WHAT NEEDS TO BE DONE: Please copy all of the data that follows exactly, leaving any pictures out.
AVAILABLE RECORDS START
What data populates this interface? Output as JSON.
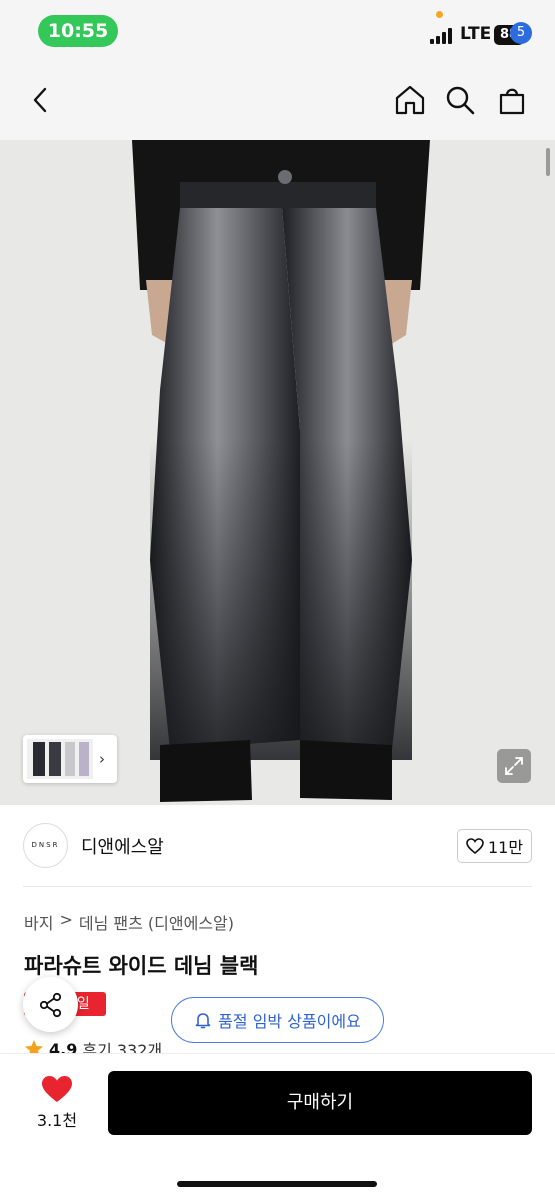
{
  "status_bar": {
    "time": "10:55",
    "network": "LTE",
    "battery": "88"
  },
  "header": {
    "cart_count": "5"
  },
  "brand": {
    "logo_text": "DNSR",
    "name": "디앤에스알",
    "likes": "11만"
  },
  "breadcrumb": {
    "category": "바지",
    "separator": ">",
    "subcategory": "데님 팬츠 (디앤에스알)"
  },
  "product": {
    "title": "파라슈트 와이드 데님 블랙",
    "sale_badge": "세일",
    "stock_alert": "품절 임박 상품이에요",
    "rating": "4.9",
    "reviews": "후기 332개"
  },
  "bottom_bar": {
    "favorites": "3.1천",
    "buy_label": "구매하기"
  },
  "colors": {
    "accent_blue": "#2f63cf",
    "sale_red": "#e8242f",
    "status_green": "#34c759",
    "heart_red": "#e8242f",
    "buy_black": "#000000"
  },
  "icons": [
    "back-icon",
    "home-icon",
    "search-icon",
    "cart-icon",
    "expand-icon",
    "heart-outline-icon",
    "share-icon",
    "bell-icon",
    "star-icon",
    "heart-filled-icon"
  ]
}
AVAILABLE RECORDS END
TASK ANSWER:
What data populates this interface? Output as JSON.
{
  "status_bar": {
    "time": "10:55",
    "network": "LTE",
    "battery": "88"
  },
  "header": {
    "cart_count": "5"
  },
  "brand": {
    "logo_text": "DNSR",
    "name": "디앤에스알",
    "likes": "11만"
  },
  "breadcrumb": {
    "category": "바지",
    "separator": ">",
    "subcategory": "데님 팬츠 (디앤에스알)"
  },
  "product": {
    "title": "파라슈트 와이드 데님 블랙",
    "sale_badge": "세일",
    "stock_alert": "품절 임박 상품이에요",
    "rating": "4.9",
    "reviews": "후기 332개"
  },
  "bottom_bar": {
    "favorites": "3.1천",
    "buy_label": "구매하기"
  },
  "colors": {
    "accent_blue": "#2f63cf",
    "sale_red": "#e8242f",
    "status_green": "#34c759",
    "heart_red": "#e8242f",
    "buy_black": "#000000"
  },
  "icons": [
    "back-icon",
    "home-icon",
    "search-icon",
    "cart-icon",
    "expand-icon",
    "heart-outline-icon",
    "share-icon",
    "bell-icon",
    "star-icon",
    "heart-filled-icon"
  ]
}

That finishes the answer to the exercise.